[Start of section]

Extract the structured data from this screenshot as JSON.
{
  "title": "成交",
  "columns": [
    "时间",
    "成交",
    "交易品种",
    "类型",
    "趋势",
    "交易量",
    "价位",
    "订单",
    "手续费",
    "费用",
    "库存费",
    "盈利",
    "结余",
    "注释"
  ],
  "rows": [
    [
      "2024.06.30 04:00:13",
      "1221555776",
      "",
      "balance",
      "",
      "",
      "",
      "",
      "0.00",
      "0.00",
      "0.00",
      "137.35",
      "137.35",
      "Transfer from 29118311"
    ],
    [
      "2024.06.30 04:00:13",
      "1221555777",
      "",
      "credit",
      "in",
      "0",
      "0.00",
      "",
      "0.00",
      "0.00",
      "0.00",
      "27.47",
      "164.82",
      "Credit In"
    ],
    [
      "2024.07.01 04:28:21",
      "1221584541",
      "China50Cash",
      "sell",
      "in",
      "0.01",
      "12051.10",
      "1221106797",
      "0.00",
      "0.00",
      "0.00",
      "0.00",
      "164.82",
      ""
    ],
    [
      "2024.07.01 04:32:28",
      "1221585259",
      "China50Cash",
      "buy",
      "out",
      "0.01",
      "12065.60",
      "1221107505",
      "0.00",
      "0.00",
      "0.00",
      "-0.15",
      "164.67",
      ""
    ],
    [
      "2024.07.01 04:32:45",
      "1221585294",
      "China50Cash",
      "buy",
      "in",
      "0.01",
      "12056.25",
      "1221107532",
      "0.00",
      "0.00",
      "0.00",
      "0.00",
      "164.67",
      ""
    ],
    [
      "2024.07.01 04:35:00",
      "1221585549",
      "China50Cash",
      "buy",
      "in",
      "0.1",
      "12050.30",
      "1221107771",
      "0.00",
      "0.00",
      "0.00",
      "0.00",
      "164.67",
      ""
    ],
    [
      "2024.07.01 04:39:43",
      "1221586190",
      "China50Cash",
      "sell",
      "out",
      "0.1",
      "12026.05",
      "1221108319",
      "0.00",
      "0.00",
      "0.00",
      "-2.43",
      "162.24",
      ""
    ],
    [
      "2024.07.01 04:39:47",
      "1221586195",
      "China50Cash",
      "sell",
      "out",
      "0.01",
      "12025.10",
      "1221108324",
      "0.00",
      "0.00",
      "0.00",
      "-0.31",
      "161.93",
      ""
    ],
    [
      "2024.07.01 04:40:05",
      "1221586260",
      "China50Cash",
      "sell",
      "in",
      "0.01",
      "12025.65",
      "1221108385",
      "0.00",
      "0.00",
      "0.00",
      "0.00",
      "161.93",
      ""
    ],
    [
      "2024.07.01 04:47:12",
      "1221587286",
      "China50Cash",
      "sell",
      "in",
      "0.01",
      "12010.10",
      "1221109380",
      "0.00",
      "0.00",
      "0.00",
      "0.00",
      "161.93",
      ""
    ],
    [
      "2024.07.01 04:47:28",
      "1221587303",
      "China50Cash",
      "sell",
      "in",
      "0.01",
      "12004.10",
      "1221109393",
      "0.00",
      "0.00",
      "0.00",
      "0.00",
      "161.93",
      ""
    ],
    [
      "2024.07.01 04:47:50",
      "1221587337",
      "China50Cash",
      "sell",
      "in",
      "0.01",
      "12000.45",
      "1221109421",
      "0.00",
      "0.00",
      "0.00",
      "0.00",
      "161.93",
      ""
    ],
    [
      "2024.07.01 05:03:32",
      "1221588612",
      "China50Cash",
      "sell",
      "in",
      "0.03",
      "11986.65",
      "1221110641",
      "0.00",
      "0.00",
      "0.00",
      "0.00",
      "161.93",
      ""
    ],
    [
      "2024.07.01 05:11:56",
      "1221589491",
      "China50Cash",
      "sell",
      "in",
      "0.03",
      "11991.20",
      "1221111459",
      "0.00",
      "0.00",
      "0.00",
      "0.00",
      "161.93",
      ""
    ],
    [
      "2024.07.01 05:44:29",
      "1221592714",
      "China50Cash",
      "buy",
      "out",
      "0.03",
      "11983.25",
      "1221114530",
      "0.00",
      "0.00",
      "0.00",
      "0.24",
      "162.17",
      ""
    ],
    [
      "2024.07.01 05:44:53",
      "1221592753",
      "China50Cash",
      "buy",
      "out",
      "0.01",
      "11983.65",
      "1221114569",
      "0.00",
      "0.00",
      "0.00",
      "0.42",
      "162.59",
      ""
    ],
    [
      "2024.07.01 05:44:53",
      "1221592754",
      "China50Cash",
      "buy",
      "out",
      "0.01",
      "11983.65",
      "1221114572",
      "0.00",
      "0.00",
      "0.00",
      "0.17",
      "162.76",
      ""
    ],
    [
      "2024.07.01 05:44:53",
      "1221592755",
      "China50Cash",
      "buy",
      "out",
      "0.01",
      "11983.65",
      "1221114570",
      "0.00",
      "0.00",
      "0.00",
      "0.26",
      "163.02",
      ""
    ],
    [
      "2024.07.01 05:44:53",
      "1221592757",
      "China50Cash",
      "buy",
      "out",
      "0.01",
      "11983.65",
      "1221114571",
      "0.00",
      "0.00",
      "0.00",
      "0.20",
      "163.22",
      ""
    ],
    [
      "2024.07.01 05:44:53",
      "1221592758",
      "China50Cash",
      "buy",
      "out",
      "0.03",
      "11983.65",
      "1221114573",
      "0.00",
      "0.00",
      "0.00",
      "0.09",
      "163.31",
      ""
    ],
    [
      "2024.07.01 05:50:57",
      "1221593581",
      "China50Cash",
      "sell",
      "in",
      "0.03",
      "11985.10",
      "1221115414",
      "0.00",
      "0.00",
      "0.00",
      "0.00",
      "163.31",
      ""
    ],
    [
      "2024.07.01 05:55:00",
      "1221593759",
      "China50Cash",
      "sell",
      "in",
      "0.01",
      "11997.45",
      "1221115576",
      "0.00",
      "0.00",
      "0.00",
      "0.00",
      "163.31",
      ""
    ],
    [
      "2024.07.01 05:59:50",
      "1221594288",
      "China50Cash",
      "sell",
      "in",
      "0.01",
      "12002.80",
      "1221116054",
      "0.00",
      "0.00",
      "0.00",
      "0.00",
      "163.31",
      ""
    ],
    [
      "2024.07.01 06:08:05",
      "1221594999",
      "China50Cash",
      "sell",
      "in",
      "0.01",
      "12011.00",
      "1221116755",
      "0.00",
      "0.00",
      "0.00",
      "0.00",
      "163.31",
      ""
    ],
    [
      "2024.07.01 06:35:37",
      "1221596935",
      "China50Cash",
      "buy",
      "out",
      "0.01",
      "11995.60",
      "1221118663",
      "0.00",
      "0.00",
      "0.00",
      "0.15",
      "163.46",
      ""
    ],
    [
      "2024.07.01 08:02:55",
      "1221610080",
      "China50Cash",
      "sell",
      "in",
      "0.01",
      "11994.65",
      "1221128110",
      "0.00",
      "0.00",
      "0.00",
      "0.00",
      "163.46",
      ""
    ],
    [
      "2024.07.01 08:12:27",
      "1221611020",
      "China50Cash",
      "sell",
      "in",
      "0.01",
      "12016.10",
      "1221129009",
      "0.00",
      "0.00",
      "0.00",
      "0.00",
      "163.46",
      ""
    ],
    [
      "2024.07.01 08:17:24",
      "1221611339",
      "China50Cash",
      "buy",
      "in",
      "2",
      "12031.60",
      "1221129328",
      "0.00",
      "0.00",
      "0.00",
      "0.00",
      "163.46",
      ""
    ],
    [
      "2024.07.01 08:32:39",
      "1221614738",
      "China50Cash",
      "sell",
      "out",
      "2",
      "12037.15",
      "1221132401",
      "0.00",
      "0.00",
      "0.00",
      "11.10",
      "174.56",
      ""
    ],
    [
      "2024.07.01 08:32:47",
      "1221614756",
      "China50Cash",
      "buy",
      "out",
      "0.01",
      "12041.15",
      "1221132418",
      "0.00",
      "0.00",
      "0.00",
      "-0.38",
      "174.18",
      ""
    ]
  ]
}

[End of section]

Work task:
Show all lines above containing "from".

Exercise result:
Extract the structured data from this screenshot as JSON.
      "Transfer from 29118311"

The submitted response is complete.